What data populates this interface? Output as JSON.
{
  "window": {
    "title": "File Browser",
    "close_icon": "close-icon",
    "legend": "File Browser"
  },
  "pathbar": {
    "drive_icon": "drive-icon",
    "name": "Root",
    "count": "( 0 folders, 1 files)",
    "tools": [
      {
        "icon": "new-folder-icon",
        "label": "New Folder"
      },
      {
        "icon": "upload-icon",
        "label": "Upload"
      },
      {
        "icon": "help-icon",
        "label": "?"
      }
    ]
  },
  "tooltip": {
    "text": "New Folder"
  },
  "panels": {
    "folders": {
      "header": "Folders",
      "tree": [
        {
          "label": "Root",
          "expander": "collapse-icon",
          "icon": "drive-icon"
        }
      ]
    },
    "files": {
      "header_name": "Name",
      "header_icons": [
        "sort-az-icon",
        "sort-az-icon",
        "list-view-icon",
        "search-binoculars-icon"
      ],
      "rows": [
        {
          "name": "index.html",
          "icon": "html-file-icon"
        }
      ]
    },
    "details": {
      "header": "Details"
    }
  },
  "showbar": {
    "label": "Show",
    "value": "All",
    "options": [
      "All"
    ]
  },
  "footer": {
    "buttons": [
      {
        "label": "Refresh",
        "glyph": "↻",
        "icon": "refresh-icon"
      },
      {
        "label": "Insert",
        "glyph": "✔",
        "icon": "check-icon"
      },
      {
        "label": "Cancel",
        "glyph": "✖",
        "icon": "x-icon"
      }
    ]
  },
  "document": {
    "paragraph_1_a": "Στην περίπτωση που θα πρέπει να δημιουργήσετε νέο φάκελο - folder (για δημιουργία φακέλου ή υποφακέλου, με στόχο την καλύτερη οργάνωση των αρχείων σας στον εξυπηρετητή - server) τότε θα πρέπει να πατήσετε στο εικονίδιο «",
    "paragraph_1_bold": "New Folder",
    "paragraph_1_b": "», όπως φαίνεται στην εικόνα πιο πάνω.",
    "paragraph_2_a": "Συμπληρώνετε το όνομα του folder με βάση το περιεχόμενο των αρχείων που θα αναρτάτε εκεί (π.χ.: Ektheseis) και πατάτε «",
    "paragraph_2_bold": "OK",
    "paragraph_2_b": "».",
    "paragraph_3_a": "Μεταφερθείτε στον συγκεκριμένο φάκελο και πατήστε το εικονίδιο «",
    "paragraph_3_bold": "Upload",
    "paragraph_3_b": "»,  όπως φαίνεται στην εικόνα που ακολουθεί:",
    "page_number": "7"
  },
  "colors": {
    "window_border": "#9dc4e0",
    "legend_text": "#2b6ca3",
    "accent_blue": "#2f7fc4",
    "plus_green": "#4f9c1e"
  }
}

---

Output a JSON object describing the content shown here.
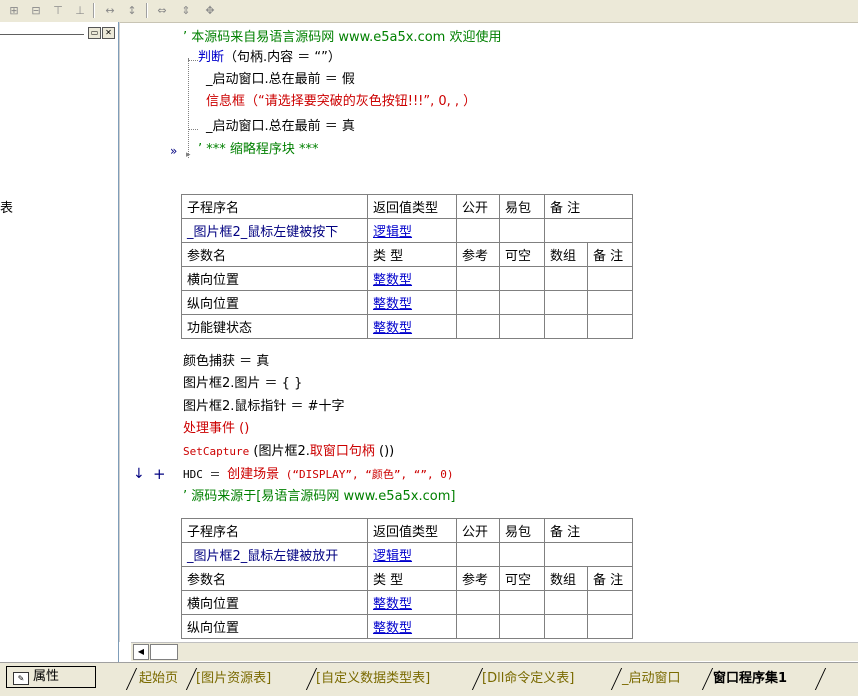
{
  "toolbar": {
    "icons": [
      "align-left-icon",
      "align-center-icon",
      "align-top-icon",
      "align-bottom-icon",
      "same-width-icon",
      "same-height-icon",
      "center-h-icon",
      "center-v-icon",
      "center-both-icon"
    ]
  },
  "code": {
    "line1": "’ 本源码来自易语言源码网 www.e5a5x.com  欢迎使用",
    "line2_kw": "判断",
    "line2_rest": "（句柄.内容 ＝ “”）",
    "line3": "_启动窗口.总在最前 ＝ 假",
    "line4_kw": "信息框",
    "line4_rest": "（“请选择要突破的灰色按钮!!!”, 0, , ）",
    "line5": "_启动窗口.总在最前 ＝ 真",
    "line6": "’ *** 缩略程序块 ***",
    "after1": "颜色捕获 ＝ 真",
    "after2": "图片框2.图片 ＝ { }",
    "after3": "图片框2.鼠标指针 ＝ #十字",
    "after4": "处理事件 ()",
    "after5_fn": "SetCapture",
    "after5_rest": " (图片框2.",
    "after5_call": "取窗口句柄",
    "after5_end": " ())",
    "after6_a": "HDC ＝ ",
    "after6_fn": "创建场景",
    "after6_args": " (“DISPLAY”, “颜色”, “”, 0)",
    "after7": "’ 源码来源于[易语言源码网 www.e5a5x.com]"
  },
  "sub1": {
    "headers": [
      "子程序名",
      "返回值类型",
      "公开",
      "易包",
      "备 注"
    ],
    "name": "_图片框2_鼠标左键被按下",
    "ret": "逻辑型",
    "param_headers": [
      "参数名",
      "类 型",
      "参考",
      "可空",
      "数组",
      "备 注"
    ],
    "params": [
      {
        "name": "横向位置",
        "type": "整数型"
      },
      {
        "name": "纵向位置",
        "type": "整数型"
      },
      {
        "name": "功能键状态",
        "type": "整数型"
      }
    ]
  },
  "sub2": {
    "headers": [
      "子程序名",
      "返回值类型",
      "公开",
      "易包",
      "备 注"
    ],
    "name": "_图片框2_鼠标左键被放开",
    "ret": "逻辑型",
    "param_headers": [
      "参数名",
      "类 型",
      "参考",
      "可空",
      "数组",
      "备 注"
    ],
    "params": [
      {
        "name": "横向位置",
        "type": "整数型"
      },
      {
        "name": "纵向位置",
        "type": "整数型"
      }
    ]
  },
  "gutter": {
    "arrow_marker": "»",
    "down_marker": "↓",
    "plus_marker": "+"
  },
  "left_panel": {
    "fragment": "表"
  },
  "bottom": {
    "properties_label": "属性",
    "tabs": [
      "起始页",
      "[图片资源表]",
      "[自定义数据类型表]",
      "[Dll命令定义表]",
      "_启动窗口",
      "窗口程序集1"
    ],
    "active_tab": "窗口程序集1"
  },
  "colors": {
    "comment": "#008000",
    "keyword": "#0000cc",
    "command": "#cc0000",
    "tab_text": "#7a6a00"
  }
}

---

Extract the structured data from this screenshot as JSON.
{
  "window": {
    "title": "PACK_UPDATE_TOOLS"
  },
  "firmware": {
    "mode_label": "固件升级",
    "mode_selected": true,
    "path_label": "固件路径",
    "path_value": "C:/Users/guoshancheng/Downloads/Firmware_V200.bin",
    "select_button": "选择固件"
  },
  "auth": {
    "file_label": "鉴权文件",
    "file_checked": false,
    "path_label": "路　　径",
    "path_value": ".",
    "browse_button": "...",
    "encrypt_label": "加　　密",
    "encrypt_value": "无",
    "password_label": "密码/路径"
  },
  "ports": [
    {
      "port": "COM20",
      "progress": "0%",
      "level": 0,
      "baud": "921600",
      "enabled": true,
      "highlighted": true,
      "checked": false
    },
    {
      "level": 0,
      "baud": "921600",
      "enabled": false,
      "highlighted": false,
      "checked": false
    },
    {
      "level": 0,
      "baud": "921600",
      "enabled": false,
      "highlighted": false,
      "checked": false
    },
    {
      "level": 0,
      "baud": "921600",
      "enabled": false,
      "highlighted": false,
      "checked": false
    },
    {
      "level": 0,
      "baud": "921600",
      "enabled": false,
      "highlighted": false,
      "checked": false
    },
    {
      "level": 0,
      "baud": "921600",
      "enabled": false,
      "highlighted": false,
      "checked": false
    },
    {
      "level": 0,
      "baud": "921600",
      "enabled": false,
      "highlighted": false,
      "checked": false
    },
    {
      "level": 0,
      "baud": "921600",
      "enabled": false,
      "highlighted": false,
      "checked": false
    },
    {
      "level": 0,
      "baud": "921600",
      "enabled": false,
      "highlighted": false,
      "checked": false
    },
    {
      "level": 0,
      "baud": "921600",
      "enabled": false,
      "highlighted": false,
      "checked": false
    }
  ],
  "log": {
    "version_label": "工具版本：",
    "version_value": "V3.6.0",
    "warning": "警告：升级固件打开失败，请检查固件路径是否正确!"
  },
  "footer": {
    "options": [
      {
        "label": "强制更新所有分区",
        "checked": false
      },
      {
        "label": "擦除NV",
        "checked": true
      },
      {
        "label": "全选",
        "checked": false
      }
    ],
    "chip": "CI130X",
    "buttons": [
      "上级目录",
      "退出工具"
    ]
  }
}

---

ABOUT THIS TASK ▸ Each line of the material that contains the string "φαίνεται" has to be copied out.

SOLVED EXERCISE ▸
    "paragraph_1_b": "», όπως φαίνεται στην εικόνα πιο πάνω.",
    "paragraph_3_b": "»,  όπως φαίνεται στην εικόνα που ακολουθεί:",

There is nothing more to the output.